- [Dataset records]
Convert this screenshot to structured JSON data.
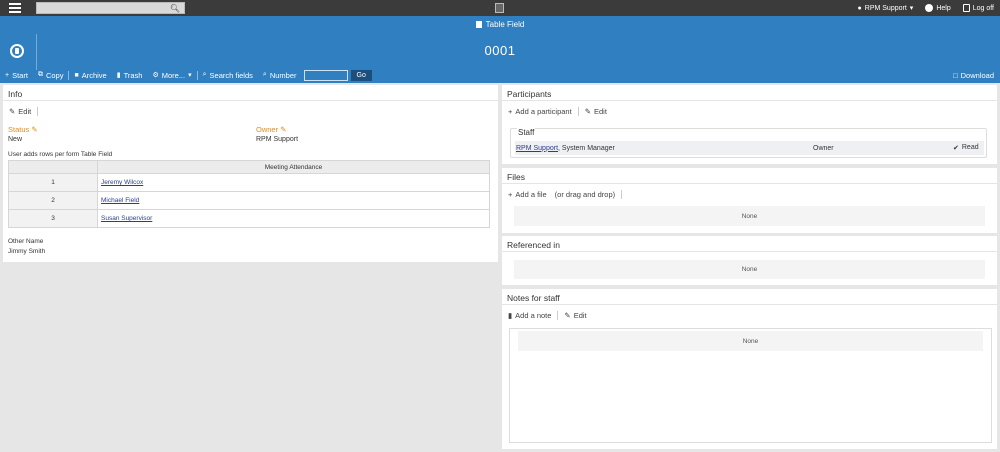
{
  "topbar": {
    "menu_icon": "hamburger-icon",
    "search_placeholder": "",
    "user_label": "RPM Support",
    "help_label": "Help",
    "logoff_label": "Log off"
  },
  "header": {
    "form_type": "Table Field",
    "record_number": "0001"
  },
  "toolbar": {
    "start": "Start",
    "copy": "Copy",
    "archive": "Archive",
    "trash": "Trash",
    "more": "More...",
    "search_fields": "Search fields",
    "number": "Number",
    "number_value": "",
    "go": "Go",
    "download": "Download"
  },
  "info": {
    "title": "Info",
    "edit": "Edit",
    "status_label": "Status",
    "status_value": "New",
    "owner_label": "Owner",
    "owner_value": "RPM Support",
    "table_caption": "User adds rows per form Table Field",
    "table_header": "Meeting Attendance",
    "rows": [
      {
        "n": "1",
        "name": "Jeremy Wilcox"
      },
      {
        "n": "2",
        "name": "Michael Field"
      },
      {
        "n": "3",
        "name": "Susan Supervisor"
      }
    ],
    "other_name_label": "Other Name",
    "other_name_value": "Jimmy Smith"
  },
  "participants": {
    "title": "Participants",
    "add": "Add a participant",
    "edit": "Edit",
    "staff_legend": "Staff",
    "staff_name": "RPM Support",
    "staff_role_suffix": ", System Manager",
    "staff_type": "Owner",
    "staff_access": "Read"
  },
  "files": {
    "title": "Files",
    "add": "Add a file",
    "drag": "(or drag and drop)",
    "none": "None"
  },
  "referenced": {
    "title": "Referenced in",
    "none": "None"
  },
  "notes": {
    "title": "Notes for staff",
    "add": "Add a note",
    "edit": "Edit",
    "none": "None"
  },
  "colors": {
    "header_blue": "#2f7fc1",
    "topbar": "#3b3b3b",
    "label_orange": "#e88b15"
  }
}
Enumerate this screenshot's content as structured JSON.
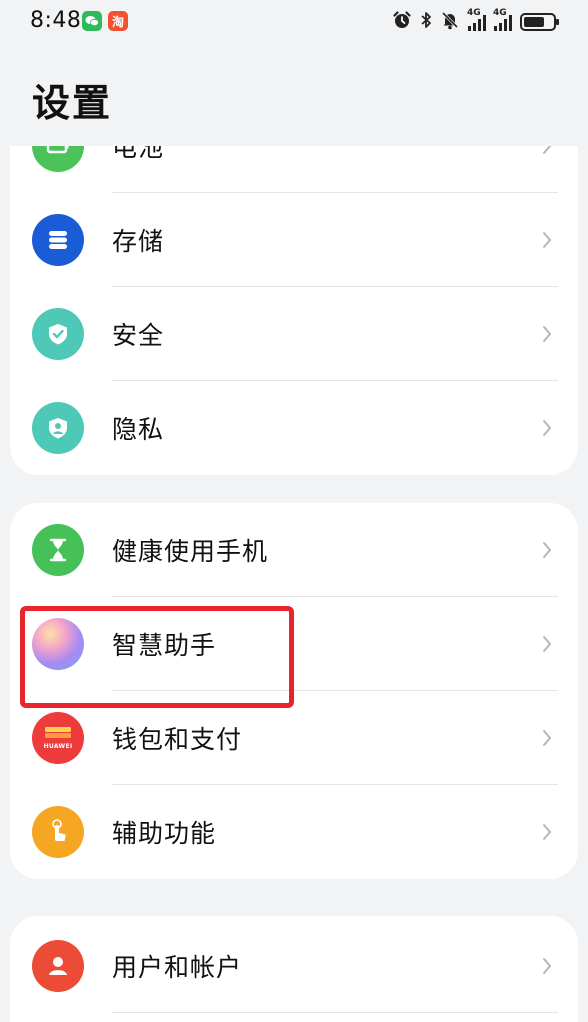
{
  "status_bar": {
    "time": "8:48",
    "taobao_glyph": "淘",
    "signal_1_tag": "4G",
    "signal_2_tag": "4G",
    "battery_level": 0.7
  },
  "page": {
    "title": "设置"
  },
  "groups": [
    {
      "items": [
        {
          "label": "电池",
          "icon": "battery-icon",
          "color": "#4cc35a"
        },
        {
          "label": "存储",
          "icon": "storage-icon",
          "color": "#1a5bd6"
        },
        {
          "label": "安全",
          "icon": "security-shield-icon",
          "color": "#4fc9b7"
        },
        {
          "label": "隐私",
          "icon": "privacy-icon",
          "color": "#4fc9b7"
        }
      ]
    },
    {
      "items": [
        {
          "label": "健康使用手机",
          "icon": "hourglass-icon",
          "color": "#45c157"
        },
        {
          "label": "智慧助手",
          "icon": "smart-assistant-icon",
          "color": "#b58cf0"
        },
        {
          "label": "钱包和支付",
          "icon": "wallet-icon",
          "color": "#ee3b3b",
          "icon_text": "HUAWEI"
        },
        {
          "label": "辅助功能",
          "icon": "accessibility-hand-icon",
          "color": "#f5a623"
        }
      ]
    },
    {
      "items": [
        {
          "label": "用户和帐户",
          "icon": "user-icon",
          "color": "#ec4b36"
        }
      ]
    }
  ],
  "highlight_color": "#e8242d"
}
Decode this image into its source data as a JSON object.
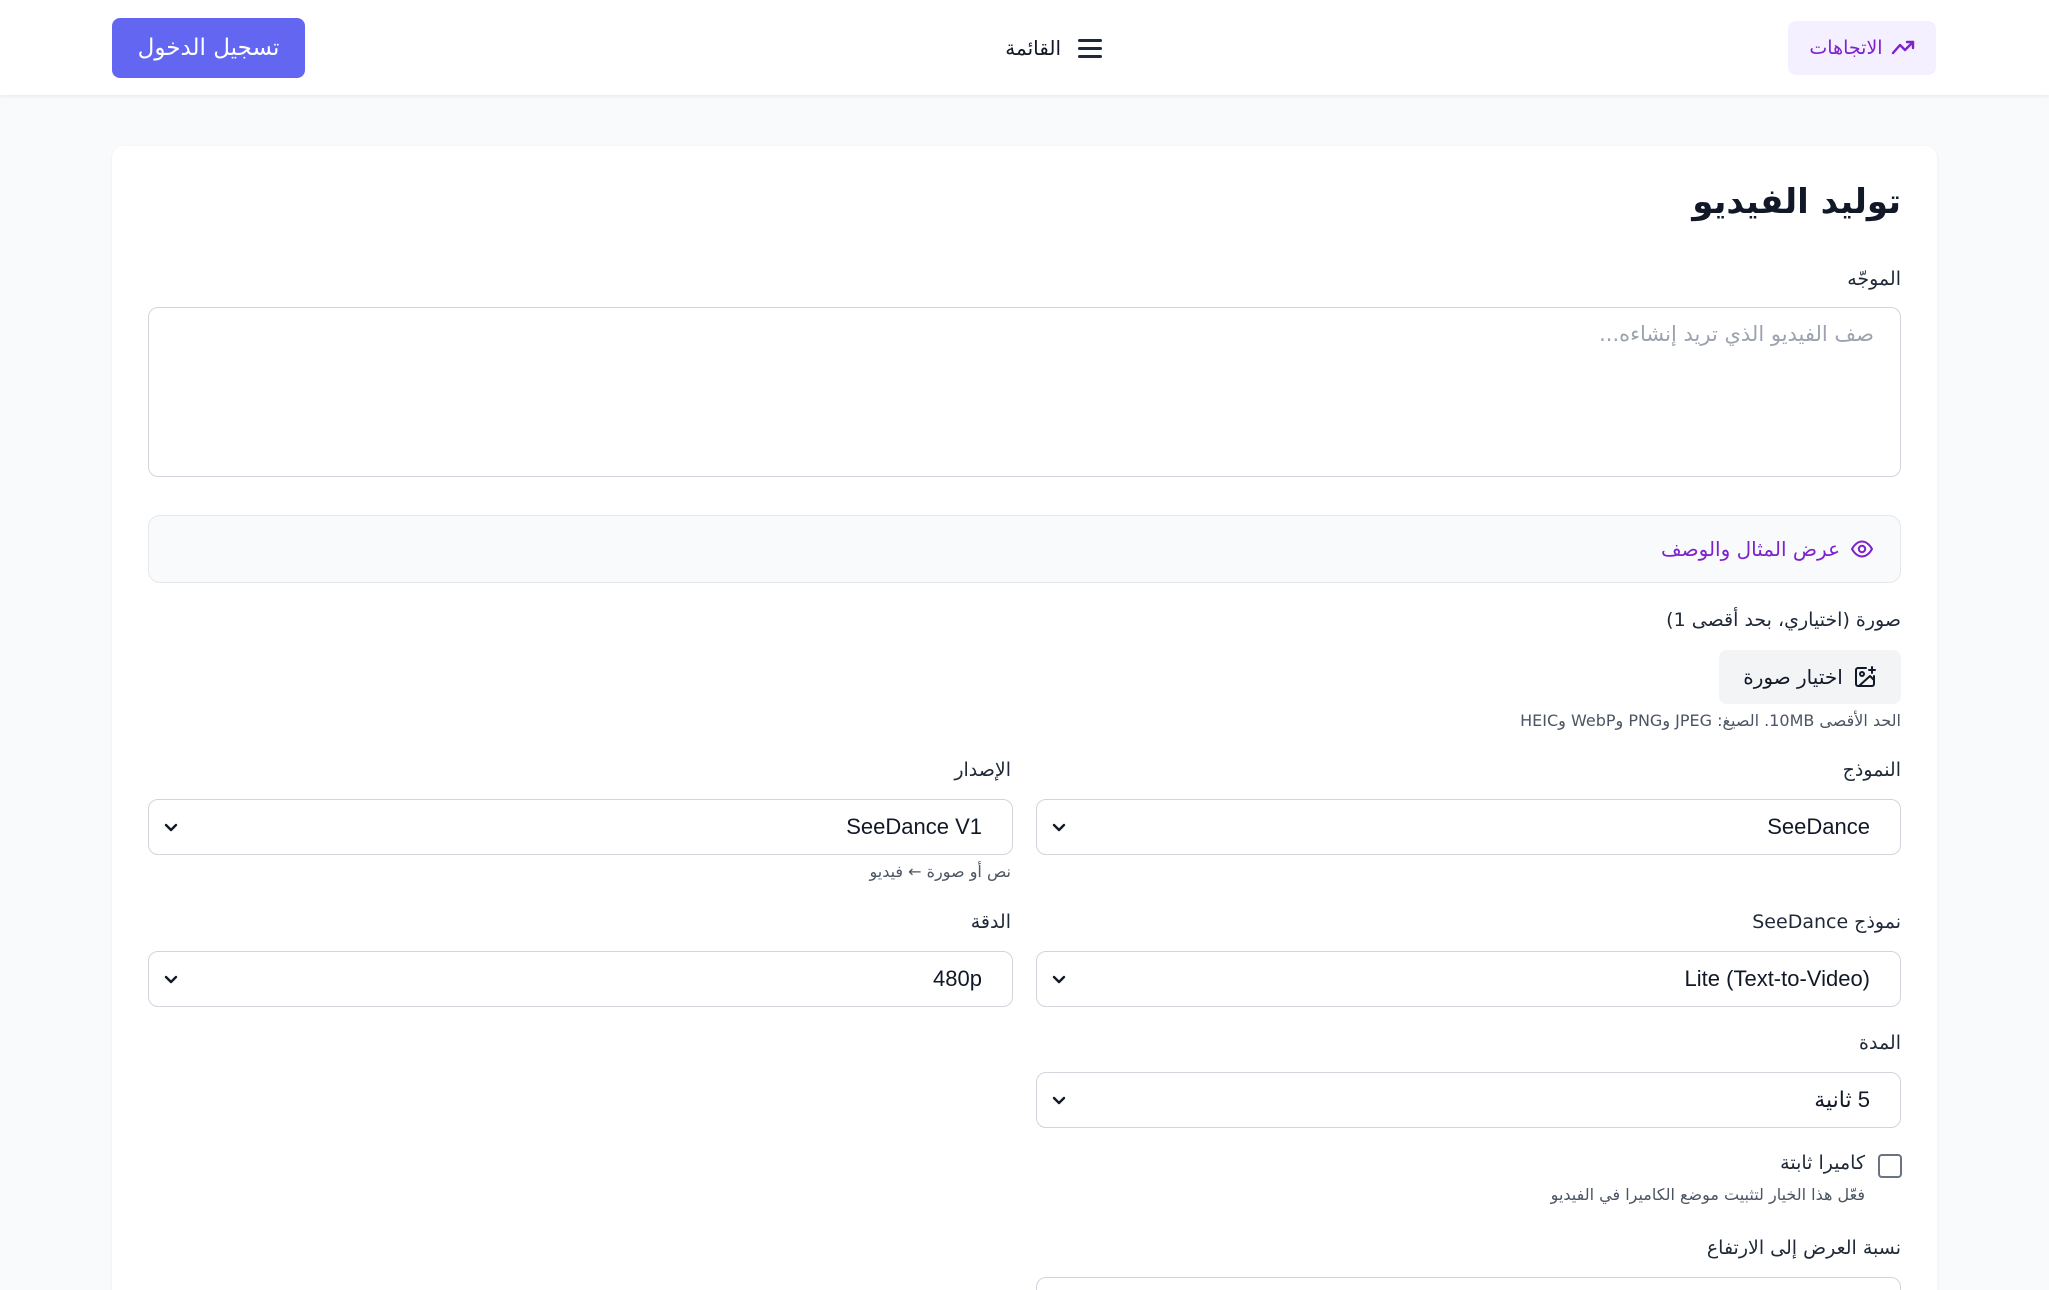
{
  "header": {
    "login_label": "تسجيل الدخول",
    "menu_label": "القائمة",
    "trends_label": "الاتجاهات"
  },
  "form": {
    "title": "توليد الفيديو",
    "prompt_label": "الموجّه",
    "prompt_placeholder": "صف الفيديو الذي تريد إنشاءه...",
    "prompt_value": "",
    "example_toggle_label": "عرض المثال والوصف",
    "image_label": "صورة (اختياري، بحد أقصى 1)",
    "choose_image_label": "اختيار صورة",
    "image_hint": "الحد الأقصى 10MB. الصيغ: JPEG وPNG وWebP وHEIC",
    "model_label": "النموذج",
    "model_value": "SeeDance",
    "version_label": "الإصدار",
    "version_value": "SeeDance V1",
    "version_hint": "نص أو صورة ← فيديو",
    "seedance_model_label": "نموذج SeeDance",
    "seedance_model_value": "Lite (Text-to-Video)",
    "resolution_label": "الدقة",
    "resolution_value": "480p",
    "duration_label": "المدة",
    "duration_value": "5 ثانية",
    "fixed_camera_label": "كاميرا ثابتة",
    "fixed_camera_checked": false,
    "fixed_camera_hint": "فعّل هذا الخيار لتثبيت موضع الكاميرا في الفيديو",
    "aspect_ratio_label": "نسبة العرض إلى الارتفاع"
  },
  "colors": {
    "primary": "#6366f1",
    "accent_purple": "#7e22ce",
    "trends_bg": "#f5f0ff"
  },
  "icons": {
    "trends": "trending-up-icon",
    "menu": "hamburger-menu-icon",
    "example": "eye-icon",
    "choose_image": "image-plus-icon",
    "select": "chevron-down-icon"
  }
}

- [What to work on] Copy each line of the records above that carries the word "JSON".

- [The answer]
Convert this screenshot to structured JSON data.
Enumerate this screenshot's content as structured JSON.
Decode this image into its source data as a JSON object.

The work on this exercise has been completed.